Feelin' that Writing Funk

Feelin' that Writing Funk

I’m in a funk.

A big, fat, not-sure-how-to-get-out, writing funk. 

In a nutshell, September kicked my ass. I wrote a piece I really liked. It wasn’t earth-shattering or life-changing, but I worked hard at it and was happy with the finished product. It was a personal essay revolving around the 50th anniversary of The Brady Bunch. I’d hoped I could sell it to a publication in time to be published on the show’s anniversary date of September 26th.

Over 4 weeks, I sent it to 20 outlets — of them, 8 sent polite rejections and 12 ignored my submission altogether. I finally, reluctantly, published it on Medium, just to give it a home.

Meanwhile, during this same time frame, 12 other pitches, essays, and fiction submissions were either ignored or flat-out rejected by 12 separate outlets. 

And I get it — this is part of the gig. But when you work from home alone all day and every piece of work you send out into the world is turned down, it hurts. 

Attempting to make a living through some form of artistic endeavor is such a masochistic pursuit. You pour your heart into your art, in whatever form it takes, and hope someone who has some pull likes it enough to pay you for it and share it with the masses. When your work is rejected (or worse, ignored), you can’t help but wonder if the problem isn’t them, but you. 

I try to stay positive when this happens. I’ve even written before about just rolling with it: 

A “no” doesn’t mean your pitch or essay or story isn’t right. It means it isn’t right for that publication. You might get a rejection because the outlet ran a similar story weeks ago or has one in the pipeline for next month. Or maybe your article’s tone isn’t quite what they’re going for — you’re too humorous, they want solemn. Or perhaps you have a character wearing a blue shirt and the editor just that morning broke up with her boyfriend who had blue eyes and she can’t fathom how anyone would like the color blue because he was a stupid jerk. See? Not about you.

That’s such a cute little pep talk, Me of the Past! 

But here’s the thing: Right now, the reason behind the rejection doesn’t matter. Right now, what matters is that I’ve heard nothing but “no” over and over and over, for weeks on end. Right now, I don’t want to shrug it off and keep plugging away; I want to wallow in my funk while eating a giant tub of ice cream and binge-watching HGTV. 

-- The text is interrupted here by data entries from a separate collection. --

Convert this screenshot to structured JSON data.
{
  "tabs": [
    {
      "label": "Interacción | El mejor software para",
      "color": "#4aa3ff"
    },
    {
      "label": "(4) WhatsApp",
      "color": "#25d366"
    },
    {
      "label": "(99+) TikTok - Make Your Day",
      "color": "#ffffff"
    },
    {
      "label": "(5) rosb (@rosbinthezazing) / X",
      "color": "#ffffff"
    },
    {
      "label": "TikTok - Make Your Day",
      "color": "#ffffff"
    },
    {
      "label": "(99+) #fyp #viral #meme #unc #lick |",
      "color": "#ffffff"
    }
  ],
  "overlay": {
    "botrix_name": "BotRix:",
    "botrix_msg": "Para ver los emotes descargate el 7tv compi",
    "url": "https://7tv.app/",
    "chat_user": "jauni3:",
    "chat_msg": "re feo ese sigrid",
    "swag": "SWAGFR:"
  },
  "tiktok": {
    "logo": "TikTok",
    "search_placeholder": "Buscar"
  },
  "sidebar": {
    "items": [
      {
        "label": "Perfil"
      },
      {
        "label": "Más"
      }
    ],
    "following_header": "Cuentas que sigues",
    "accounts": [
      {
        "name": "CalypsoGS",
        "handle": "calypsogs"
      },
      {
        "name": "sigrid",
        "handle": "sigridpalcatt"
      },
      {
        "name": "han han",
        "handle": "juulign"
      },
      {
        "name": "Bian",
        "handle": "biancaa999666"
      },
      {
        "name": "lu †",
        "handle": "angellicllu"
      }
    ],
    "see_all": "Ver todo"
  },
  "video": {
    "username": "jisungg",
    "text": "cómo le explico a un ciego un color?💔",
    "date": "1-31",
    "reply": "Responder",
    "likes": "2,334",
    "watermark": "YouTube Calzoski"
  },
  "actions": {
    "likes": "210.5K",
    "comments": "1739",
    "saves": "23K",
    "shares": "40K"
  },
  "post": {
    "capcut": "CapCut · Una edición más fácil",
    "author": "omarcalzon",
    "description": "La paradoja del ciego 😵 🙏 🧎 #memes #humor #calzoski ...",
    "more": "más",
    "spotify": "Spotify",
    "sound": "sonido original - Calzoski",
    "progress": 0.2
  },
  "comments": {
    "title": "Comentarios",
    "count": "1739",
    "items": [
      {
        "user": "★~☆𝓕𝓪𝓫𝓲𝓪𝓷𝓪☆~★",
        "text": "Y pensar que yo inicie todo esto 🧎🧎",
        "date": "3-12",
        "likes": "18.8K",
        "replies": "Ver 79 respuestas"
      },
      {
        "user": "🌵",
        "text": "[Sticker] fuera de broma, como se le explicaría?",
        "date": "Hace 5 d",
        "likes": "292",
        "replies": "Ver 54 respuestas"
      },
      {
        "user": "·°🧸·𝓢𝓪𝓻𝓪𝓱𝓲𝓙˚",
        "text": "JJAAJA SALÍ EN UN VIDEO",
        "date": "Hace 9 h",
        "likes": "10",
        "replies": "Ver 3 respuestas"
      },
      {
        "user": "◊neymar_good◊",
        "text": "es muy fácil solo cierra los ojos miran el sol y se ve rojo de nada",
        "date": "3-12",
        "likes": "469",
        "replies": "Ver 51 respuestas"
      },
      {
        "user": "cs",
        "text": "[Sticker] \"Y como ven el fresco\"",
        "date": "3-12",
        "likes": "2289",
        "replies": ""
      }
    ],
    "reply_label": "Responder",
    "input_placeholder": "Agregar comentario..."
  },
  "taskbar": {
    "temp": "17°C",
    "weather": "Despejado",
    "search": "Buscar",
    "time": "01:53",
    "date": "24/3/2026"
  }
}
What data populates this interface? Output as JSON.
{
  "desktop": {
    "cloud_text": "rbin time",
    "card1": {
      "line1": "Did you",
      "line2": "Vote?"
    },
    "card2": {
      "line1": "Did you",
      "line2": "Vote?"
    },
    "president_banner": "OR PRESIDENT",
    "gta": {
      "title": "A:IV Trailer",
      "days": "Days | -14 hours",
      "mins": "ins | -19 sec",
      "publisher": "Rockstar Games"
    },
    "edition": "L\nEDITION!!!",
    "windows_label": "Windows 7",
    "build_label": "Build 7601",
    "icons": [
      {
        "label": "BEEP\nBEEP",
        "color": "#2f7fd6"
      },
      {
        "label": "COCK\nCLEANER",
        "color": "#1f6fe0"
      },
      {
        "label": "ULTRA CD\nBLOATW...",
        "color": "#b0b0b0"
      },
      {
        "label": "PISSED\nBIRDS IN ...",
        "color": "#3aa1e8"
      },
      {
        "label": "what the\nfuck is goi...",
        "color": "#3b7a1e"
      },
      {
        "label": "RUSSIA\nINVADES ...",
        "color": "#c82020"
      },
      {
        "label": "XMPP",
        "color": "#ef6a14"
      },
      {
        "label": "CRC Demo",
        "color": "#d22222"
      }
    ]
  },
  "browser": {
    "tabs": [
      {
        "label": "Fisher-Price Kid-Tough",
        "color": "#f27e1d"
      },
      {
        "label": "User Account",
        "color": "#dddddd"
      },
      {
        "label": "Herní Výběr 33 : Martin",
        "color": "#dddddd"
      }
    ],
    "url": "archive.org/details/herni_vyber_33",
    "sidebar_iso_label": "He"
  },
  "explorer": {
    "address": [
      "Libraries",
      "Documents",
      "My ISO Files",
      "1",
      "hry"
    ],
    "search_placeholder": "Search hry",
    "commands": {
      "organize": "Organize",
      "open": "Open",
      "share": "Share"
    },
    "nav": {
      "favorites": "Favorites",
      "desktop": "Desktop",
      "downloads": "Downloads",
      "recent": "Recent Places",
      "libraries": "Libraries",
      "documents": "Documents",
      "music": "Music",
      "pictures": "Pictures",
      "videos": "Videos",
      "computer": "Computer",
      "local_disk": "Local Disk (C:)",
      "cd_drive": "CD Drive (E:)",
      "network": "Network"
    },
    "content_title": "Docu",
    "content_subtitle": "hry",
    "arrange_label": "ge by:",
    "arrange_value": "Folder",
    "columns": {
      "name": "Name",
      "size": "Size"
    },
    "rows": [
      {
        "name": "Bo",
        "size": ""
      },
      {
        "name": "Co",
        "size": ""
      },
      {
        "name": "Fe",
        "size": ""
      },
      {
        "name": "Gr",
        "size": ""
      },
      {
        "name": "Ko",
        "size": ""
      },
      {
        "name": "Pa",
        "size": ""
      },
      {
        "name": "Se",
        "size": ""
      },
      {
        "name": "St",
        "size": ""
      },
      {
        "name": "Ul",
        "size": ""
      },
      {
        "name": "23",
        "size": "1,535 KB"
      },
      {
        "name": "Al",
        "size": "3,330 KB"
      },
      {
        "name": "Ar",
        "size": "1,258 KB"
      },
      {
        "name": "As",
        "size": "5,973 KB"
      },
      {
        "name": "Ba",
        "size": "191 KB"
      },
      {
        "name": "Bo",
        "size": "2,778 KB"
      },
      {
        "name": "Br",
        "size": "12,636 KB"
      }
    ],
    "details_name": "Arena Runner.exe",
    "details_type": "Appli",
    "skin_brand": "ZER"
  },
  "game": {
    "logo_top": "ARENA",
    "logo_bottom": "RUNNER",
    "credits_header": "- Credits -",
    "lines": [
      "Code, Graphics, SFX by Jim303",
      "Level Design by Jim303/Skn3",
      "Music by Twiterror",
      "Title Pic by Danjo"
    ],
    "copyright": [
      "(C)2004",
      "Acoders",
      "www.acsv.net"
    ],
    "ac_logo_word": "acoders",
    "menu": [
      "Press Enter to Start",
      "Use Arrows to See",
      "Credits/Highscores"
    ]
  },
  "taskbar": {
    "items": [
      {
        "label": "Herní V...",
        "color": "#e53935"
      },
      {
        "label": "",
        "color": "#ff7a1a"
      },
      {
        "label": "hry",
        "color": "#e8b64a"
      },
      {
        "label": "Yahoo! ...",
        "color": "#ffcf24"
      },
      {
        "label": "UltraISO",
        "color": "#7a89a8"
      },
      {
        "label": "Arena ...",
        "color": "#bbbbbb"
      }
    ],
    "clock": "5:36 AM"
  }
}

I know from experience that things will get better. Eventually, I will sell another essay or pitch, and the high from the sale will pull me out of despair and get me back into the swing of writing. But I have to admit that the ups and downs of this job are tough. There’s very little stability, very little pay, and a lot of unknowns. It’s scary at times. 

Photo by Kat Stokes on Unsplash

Photo by Kat Stokes on Unsplash


This morning, while cleaning off my desk (because why would I write? no one wants my work anyway…sob story sob story), I looked at today’s page in my Writer’s Digest calendar. It’s a quote from author Kristin Hannah:

“You have to believe in this career, you have to believe in yourself, and you have to move with great determination forward.”

To quote the great Carrie Fisher in When Harry Met Sally…, “You’re right, you’re right. I know you’re right.” 

I get it, Kristin. I need to keep at it. And I know, despite my mood today, that I will. I’ll keep writing. I’ll keep submitting. I’ll keep pitching. 

But not today. Today is a funky, ice-cream-and-HGTV kind of day. 

50 Years Later, ‘The Brady Bunch’ is Still A Welcome Diversion from Real Life

50 Years Later, ‘The Brady Bunch’ is Still A Welcome Diversion from Real Life